*** Data excerpts ***
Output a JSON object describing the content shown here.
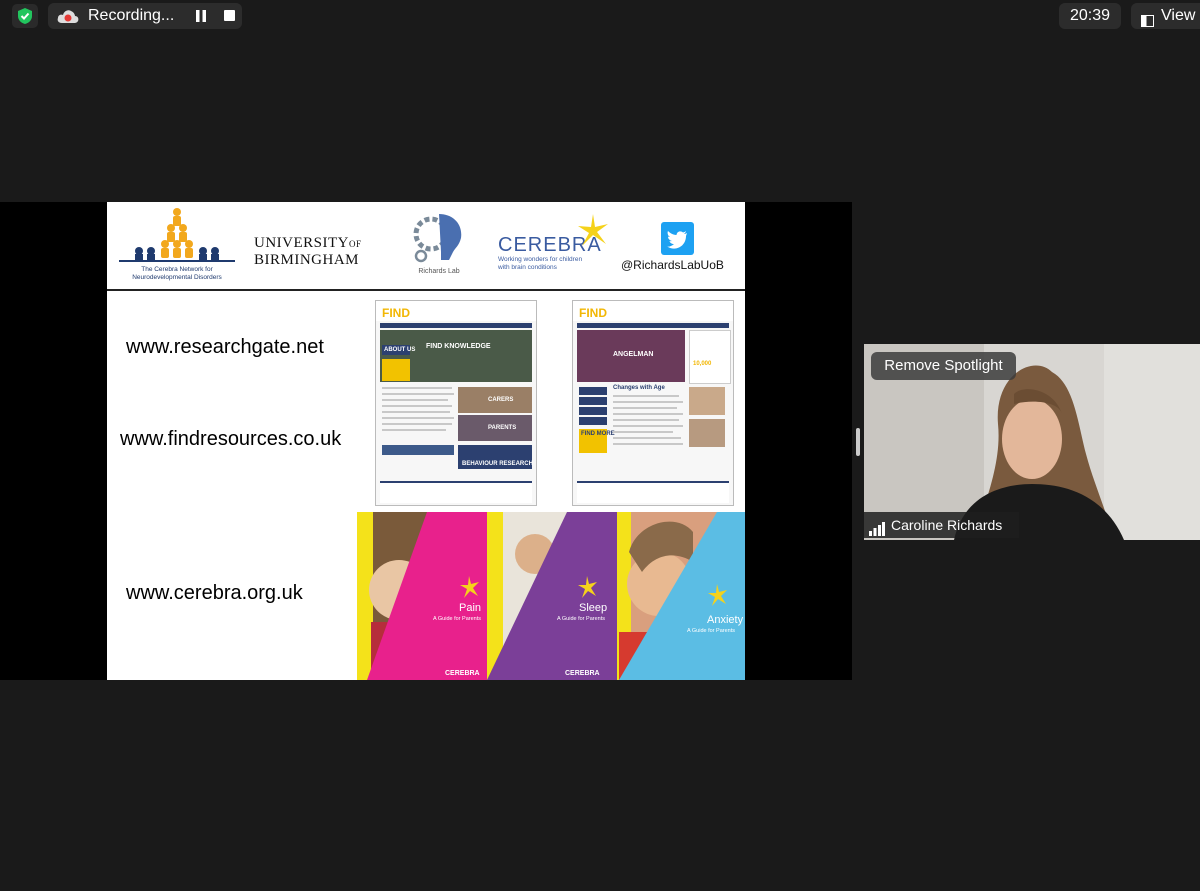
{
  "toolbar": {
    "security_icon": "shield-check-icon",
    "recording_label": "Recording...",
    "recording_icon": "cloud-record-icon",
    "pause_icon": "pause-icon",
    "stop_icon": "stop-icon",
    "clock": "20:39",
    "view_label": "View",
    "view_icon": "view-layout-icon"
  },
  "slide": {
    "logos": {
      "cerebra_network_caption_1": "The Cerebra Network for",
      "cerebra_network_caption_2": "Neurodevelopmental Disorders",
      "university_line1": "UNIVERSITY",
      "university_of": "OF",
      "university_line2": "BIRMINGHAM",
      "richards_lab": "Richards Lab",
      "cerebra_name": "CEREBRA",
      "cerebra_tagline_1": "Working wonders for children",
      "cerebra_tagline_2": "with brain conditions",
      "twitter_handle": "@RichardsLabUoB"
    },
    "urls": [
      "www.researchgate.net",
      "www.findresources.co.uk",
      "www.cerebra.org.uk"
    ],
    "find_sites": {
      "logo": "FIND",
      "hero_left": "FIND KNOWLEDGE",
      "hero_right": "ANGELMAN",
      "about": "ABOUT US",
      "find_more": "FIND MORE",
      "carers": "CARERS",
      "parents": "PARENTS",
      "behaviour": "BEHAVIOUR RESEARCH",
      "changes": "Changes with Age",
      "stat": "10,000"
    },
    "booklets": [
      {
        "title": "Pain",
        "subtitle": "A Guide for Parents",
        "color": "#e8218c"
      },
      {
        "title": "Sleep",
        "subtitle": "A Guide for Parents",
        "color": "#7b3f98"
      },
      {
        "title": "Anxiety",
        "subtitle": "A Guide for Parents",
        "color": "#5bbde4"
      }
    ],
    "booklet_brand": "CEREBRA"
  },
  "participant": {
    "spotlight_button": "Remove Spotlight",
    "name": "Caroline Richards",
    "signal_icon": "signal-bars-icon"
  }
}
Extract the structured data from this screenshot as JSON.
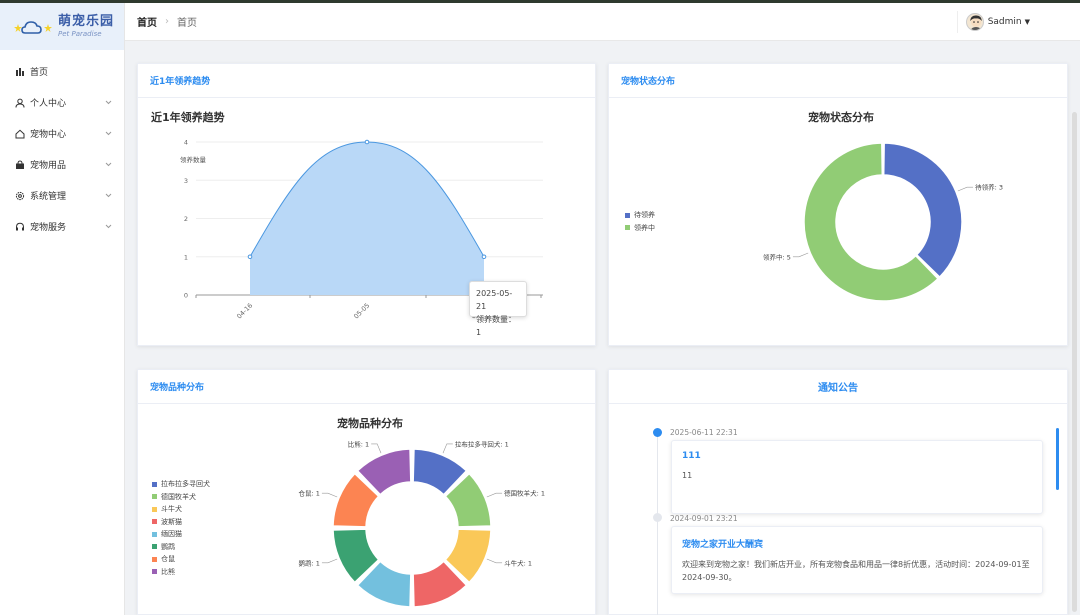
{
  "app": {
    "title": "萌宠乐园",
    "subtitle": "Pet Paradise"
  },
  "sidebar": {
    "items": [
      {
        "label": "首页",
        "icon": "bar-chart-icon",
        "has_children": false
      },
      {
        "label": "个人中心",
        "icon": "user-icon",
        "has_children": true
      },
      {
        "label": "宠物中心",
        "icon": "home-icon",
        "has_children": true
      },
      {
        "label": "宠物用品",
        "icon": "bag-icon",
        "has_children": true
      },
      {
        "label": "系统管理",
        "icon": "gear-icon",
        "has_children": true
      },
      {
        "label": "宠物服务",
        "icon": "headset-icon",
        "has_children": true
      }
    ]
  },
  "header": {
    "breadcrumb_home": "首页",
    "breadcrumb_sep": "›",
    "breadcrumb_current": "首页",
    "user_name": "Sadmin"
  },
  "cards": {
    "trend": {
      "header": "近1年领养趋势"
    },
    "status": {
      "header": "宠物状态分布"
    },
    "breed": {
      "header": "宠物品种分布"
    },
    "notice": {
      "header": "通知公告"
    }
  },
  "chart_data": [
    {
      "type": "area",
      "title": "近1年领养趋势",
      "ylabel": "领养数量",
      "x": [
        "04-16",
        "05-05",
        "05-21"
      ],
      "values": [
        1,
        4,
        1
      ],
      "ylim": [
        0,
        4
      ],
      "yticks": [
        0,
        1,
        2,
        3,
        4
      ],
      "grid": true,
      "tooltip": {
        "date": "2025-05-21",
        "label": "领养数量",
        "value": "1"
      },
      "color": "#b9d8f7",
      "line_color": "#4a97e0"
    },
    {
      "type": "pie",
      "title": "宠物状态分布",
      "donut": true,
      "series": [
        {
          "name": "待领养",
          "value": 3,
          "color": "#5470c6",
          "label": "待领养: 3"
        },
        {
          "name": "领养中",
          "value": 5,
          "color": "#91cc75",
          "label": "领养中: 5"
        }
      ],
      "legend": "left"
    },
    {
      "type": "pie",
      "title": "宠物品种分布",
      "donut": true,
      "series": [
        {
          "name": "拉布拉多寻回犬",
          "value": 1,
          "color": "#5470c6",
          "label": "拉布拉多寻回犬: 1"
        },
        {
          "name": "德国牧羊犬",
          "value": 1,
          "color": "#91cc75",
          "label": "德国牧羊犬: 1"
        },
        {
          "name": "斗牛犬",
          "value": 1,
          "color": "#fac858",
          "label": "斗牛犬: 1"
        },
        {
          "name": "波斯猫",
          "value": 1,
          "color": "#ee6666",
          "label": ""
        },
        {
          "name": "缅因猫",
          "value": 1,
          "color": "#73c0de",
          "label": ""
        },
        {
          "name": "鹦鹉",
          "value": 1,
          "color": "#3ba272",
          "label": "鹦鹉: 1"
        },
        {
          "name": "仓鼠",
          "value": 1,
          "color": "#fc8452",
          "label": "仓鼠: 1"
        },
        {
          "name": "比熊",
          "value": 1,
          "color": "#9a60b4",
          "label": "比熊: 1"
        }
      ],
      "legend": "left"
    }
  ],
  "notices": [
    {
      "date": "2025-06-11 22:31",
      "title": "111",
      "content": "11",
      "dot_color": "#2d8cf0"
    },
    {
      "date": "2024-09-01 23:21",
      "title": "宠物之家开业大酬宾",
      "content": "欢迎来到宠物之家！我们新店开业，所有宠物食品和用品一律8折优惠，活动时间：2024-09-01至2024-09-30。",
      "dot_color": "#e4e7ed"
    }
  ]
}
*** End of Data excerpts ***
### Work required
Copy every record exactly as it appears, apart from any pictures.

### Response to the task
Output a JSON object describing the content shown here.
{
  "toolbar": {
    "security_icon": "shield-check-icon",
    "recording_label": "Recording...",
    "recording_icon": "cloud-record-icon",
    "pause_icon": "pause-icon",
    "stop_icon": "stop-icon",
    "clock": "20:39",
    "view_label": "View",
    "view_icon": "view-layout-icon"
  },
  "slide": {
    "logos": {
      "cerebra_network_caption_1": "The Cerebra Network for",
      "cerebra_network_caption_2": "Neurodevelopmental Disorders",
      "university_line1": "UNIVERSITY",
      "university_of": "OF",
      "university_line2": "BIRMINGHAM",
      "richards_lab": "Richards Lab",
      "cerebra_name": "CEREBRA",
      "cerebra_tagline_1": "Working wonders for children",
      "cerebra_tagline_2": "with brain conditions",
      "twitter_handle": "@RichardsLabUoB"
    },
    "urls": [
      "www.researchgate.net",
      "www.findresources.co.uk",
      "www.cerebra.org.uk"
    ],
    "find_sites": {
      "logo": "FIND",
      "hero_left": "FIND KNOWLEDGE",
      "hero_right": "ANGELMAN",
      "about": "ABOUT US",
      "find_more": "FIND MORE",
      "carers": "CARERS",
      "parents": "PARENTS",
      "behaviour": "BEHAVIOUR RESEARCH",
      "changes": "Changes with Age",
      "stat": "10,000"
    },
    "booklets": [
      {
        "title": "Pain",
        "subtitle": "A Guide for Parents",
        "color": "#e8218c"
      },
      {
        "title": "Sleep",
        "subtitle": "A Guide for Parents",
        "color": "#7b3f98"
      },
      {
        "title": "Anxiety",
        "subtitle": "A Guide for Parents",
        "color": "#5bbde4"
      }
    ],
    "booklet_brand": "CEREBRA"
  },
  "participant": {
    "spotlight_button": "Remove Spotlight",
    "name": "Caroline Richards",
    "signal_icon": "signal-bars-icon"
  }
}
Extract the structured data from this screenshot as JSON.
{
  "app": {
    "title": "萌宠乐园",
    "subtitle": "Pet Paradise"
  },
  "sidebar": {
    "items": [
      {
        "label": "首页",
        "icon": "bar-chart-icon",
        "has_children": false
      },
      {
        "label": "个人中心",
        "icon": "user-icon",
        "has_children": true
      },
      {
        "label": "宠物中心",
        "icon": "home-icon",
        "has_children": true
      },
      {
        "label": "宠物用品",
        "icon": "bag-icon",
        "has_children": true
      },
      {
        "label": "系统管理",
        "icon": "gear-icon",
        "has_children": true
      },
      {
        "label": "宠物服务",
        "icon": "headset-icon",
        "has_children": true
      }
    ]
  },
  "header": {
    "breadcrumb_home": "首页",
    "breadcrumb_sep": "›",
    "breadcrumb_current": "首页",
    "user_name": "Sadmin"
  },
  "cards": {
    "trend": {
      "header": "近1年领养趋势"
    },
    "status": {
      "header": "宠物状态分布"
    },
    "breed": {
      "header": "宠物品种分布"
    },
    "notice": {
      "header": "通知公告"
    }
  },
  "chart_data": [
    {
      "type": "area",
      "title": "近1年领养趋势",
      "ylabel": "领养数量",
      "x": [
        "04-16",
        "05-05",
        "05-21"
      ],
      "values": [
        1,
        4,
        1
      ],
      "ylim": [
        0,
        4
      ],
      "yticks": [
        0,
        1,
        2,
        3,
        4
      ],
      "grid": true,
      "tooltip": {
        "date": "2025-05-21",
        "label": "领养数量",
        "value": "1"
      },
      "color": "#b9d8f7",
      "line_color": "#4a97e0"
    },
    {
      "type": "pie",
      "title": "宠物状态分布",
      "donut": true,
      "series": [
        {
          "name": "待领养",
          "value": 3,
          "color": "#5470c6",
          "label": "待领养: 3"
        },
        {
          "name": "领养中",
          "value": 5,
          "color": "#91cc75",
          "label": "领养中: 5"
        }
      ],
      "legend": "left"
    },
    {
      "type": "pie",
      "title": "宠物品种分布",
      "donut": true,
      "series": [
        {
          "name": "拉布拉多寻回犬",
          "value": 1,
          "color": "#5470c6",
          "label": "拉布拉多寻回犬: 1"
        },
        {
          "name": "德国牧羊犬",
          "value": 1,
          "color": "#91cc75",
          "label": "德国牧羊犬: 1"
        },
        {
          "name": "斗牛犬",
          "value": 1,
          "color": "#fac858",
          "label": "斗牛犬: 1"
        },
        {
          "name": "波斯猫",
          "value": 1,
          "color": "#ee6666",
          "label": ""
        },
        {
          "name": "缅因猫",
          "value": 1,
          "color": "#73c0de",
          "label": ""
        },
        {
          "name": "鹦鹉",
          "value": 1,
          "color": "#3ba272",
          "label": "鹦鹉: 1"
        },
        {
          "name": "仓鼠",
          "value": 1,
          "color": "#fc8452",
          "label": "仓鼠: 1"
        },
        {
          "name": "比熊",
          "value": 1,
          "color": "#9a60b4",
          "label": "比熊: 1"
        }
      ],
      "legend": "left"
    }
  ],
  "notices": [
    {
      "date": "2025-06-11 22:31",
      "title": "111",
      "content": "11",
      "dot_color": "#2d8cf0"
    },
    {
      "date": "2024-09-01 23:21",
      "title": "宠物之家开业大酬宾",
      "content": "欢迎来到宠物之家！我们新店开业，所有宠物食品和用品一律8折优惠，活动时间：2024-09-01至2024-09-30。",
      "dot_color": "#e4e7ed"
    }
  ]
}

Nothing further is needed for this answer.